We are all witness to the unabated growth of the cloud, and its increasing complexity. Providers diversify, and many specialised cloud providers emerge on the market occupying niches for demand that are not well served otherwise. Taking this approach further, we look at the different cloud options and how a multi-cloud strategy can help you improve business value.
Looking at the service portfolio of the 'Big Three' cloud providers (i.e. Amazon, Microsoft, Google), there is no doubt their offerings and services continue to grow and expand - the latest being AI driven features to existing services, or entirely new services with AI at its core. Buying into the feature deluge also has its own hidden drawbacks and risks, as we've highlighted before - especially if one decides to go 'all in'.
Looking a bit closer, we can see the service portfolios have grown not only in broader support for genuine IT workload development and operations, but also in services that are more on the "business side" of things: Remote desktop support Active Directory support and operation, Office applications, Service Desk operations and much more. Despite that, there are many areas and services which are not covered. And that is where specialised cloud service providers are carving their niches, typically in the "Software-as-a-Service" (SaaS) service model satisfying the needs for specific business applications.
We differentiate four different service models of relevance:
On-premise (whether deploying a private cloud or traditional IT services and applications) requires you to operate your own data-centre, however big or small, including power, connectivity, staff, facilities, equipment, and whatever else: You own every tangible product, and increasingly the CAPEX in your books - whether you use it at saturation or barely above idle state.
Hybrid cloud means that while some of your IT estate remains in your own data centre, some of its operations is located in the (public) cloud. This raises a few information governance and information & cyber-security questions which are outside of the scope of this article. The cloud provider is chosen according to a set of well-defined requirements (well, we hope that is the case - if not, contact us for help or better yet - sign up for a free workshop).

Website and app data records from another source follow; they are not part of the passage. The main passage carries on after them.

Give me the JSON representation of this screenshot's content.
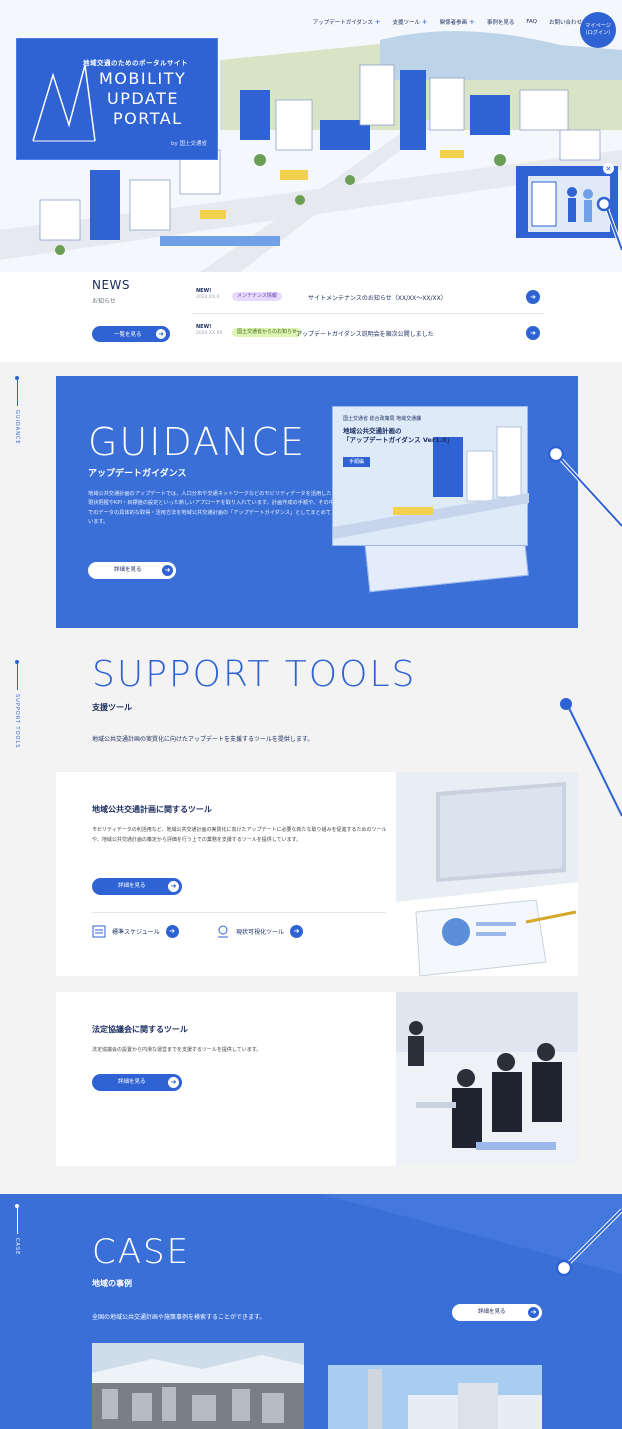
{
  "colors": {
    "brand": "#2f62d3",
    "section_blue": "#3a6fd8",
    "bg": "#f3f3f3"
  },
  "logo": {
    "tagline": "地域交通のためのポータルサイト",
    "line1": "MOBILITY",
    "line2": "UPDATE",
    "line3": "PORTAL",
    "org": "by 国土交通省"
  },
  "nav": {
    "items": [
      {
        "label": "アップデートガイダンス",
        "plus": "+"
      },
      {
        "label": "支援ツール",
        "plus": "+"
      },
      {
        "label": "関係者参画",
        "plus": "+"
      },
      {
        "label": "事例を見る",
        "plus": ""
      },
      {
        "label": "FAQ",
        "plus": ""
      },
      {
        "label": "お問い合わせ",
        "plus": ""
      }
    ],
    "mypage_line1": "マイページ",
    "mypage_line2": "（ログイン）"
  },
  "hero_banner": {
    "close_icon": "×"
  },
  "news": {
    "title": "NEWS",
    "subtitle": "お知らせ",
    "more_label": "一覧を見る",
    "rows": [
      {
        "new": "NEW!",
        "date": "2024.XX.X",
        "tag": "メンテナンス情報",
        "text": "サイトメンテナンスのお知らせ（XX/XX〜XX/XX）"
      },
      {
        "new": "NEW!",
        "date": "2024.XX.XX",
        "tag": "国土交通省からのお知らせ",
        "text": "アップデートガイダンス説明会を順次公開しました"
      }
    ]
  },
  "side_labels": {
    "guidance": "GUIDANCE",
    "support": "SUPPORT TOOLS",
    "case": "CASE"
  },
  "guidance": {
    "title": "GUIDANCE",
    "subtitle": "アップデートガイダンス",
    "description": "地域公共交通計画のアップデートでは、人口分布や交通ネットワークなどのモビリティデータを活用した現状把握やKPI・目標値の設定といった新しいアプローチを取り入れています。計画作成の手順や、その中でのデータの具体的な取得・活用方法を地域公共交通計画の「アップデートガイダンス」としてまとめています。",
    "button": "詳細を見る",
    "book_header": "国土交通省 総合政策局 地域交通課",
    "book_title_1": "地域公共交通計画の",
    "book_title_2": "「アップデートガイダンス Ver1.0」",
    "book_badge": "手順編"
  },
  "support": {
    "title": "SUPPORT TOOLS",
    "subtitle": "支援ツール",
    "description": "地域公共交通計画の実質化に向けたアップデートを支援するツールを提供します。",
    "card1": {
      "title": "地域公共交通計画に関するツール",
      "description": "モビリティデータの利活用など、地域公共交通計画の実質化に向けたアップデートに必要な新たな取り組みを促進するためのツールや、地域公共交通計画の策定から評価を行う上での業務を支援するツールを提供しています。",
      "button": "詳細を見る",
      "link1": "標準スケジュール",
      "link2": "現状可視化ツール"
    },
    "card2": {
      "title": "法定協議会に関するツール",
      "description": "法定協議会の設置から円滑な運営までを支援するツールを提供しています。",
      "button": "詳細を見る"
    }
  },
  "case": {
    "title": "CASE",
    "subtitle": "地域の事例",
    "description": "全国の地域公共交通計画や施策事例を検索することができます。",
    "button": "詳細を見る"
  }
}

(Public) Cloud deployment means that you are implementing a more or less strict 'cloud first' policy of deploying everything in the public cloud - using one cloud provider - unless it is not possible for technical, physical, regulatory or other reasons. In practice, however, hybrid cloud, public cloud, and multi-cloud deployments overlap in the sense that often some IT infrastructure remains on-premise. Yet it is worth differentiating these based on the most prevalent deployment pattern and operation your IT estate is presenting.

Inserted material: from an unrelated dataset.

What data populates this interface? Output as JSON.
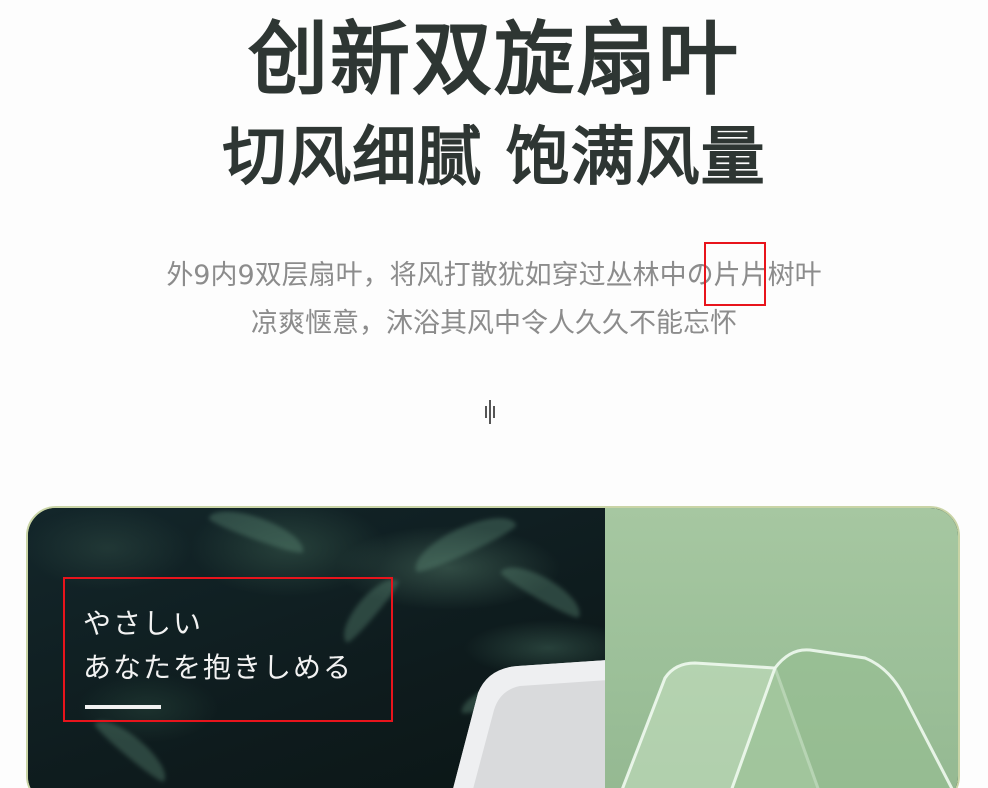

Multi-cloud simply means you diversify operating your IT estate across multiple cloud providers based on some sub-sets of your requirements being matched better by one cloud provider than others. For example, cloud providers differ in pricing for their on-demand or reserved instances: Provider A is (much) cheaper for on-demand instances than provider B, but more expensive for long-running, reserved instances. Why not combine both to increase cost efficiency across your entire IT estate?
Many organisations are in fact already operating a multi-cloud infrastructure without knowing it: Three of the most popular business functions using external cloud services are:
While this can be described as using multiple cloud providers, it often is not being multi-cloud, let alone having a multi-cloud IT strategy.
The difference is a solid multi-cloud strategy has an overarching scope, in which all internal and external IT resources you use are embedded and guarded by common strategy and policies regarding procurement, information security, cyber-security, service management and operations.
Part and parcel of a multi-cloud IT strategy must be a plan for how to manage the resources across different service providers.
The shape and content of this plan depends highly on your requirements, and capabilities of the chosen (or short-listed) cloud services. Many SaaS providers offer programmatic access to their services through API endpoints accessible over the Internet, allowing you to automate and integrate their service with the rest of your IT estate. But they typically do not offer an interface for you to manage and operate the service itself. On the other hand, PaaS (Platform-as-a-Service) and IaaS (Infrastructure-as-a-Service) providers offer exactly that, an interface to manage the usage and operation of your services. However, these are usually incompatible to each other, which opened the market opportunity for cross-provider tools such as RightScale, Scalr, VMWare CloudHealth.
A multi-cloud strategy is not for everyone. If you are at the beginning of your cloud migration journey, or right in the thick of it, you first need to figure out why you migrate, and why a multi-cloud strategy might be the best option for you - or not.
Our blog offers many resources on how that journey may (or should) look like, about a well-architected IT landscape needs to look like, financial aspects of a cloud migration, and more technical articles about micro-services and how to exploit API-driven architectures in the cloud, and many more.
You could decide to go it alone, which is a valid choice. But do you have the resources and expertise? Despite the cost, contracting third party experts is in the long run a good investment.
Digital Craftsmen is a specialist managed cloud provider offering decades of experience in deploying and managing multi-cloud solutions across many different public cloud providers using state of the art hardware, management and operational tool such as VMWare CloudHealth(TM) and others. We are ISO 27001 and UK Cyber Essentials Plus certified, and operate our service management and service desk using ITIL playbooks.
To speak to a craftsmen - email us on email@example.com or call 020 3745 7706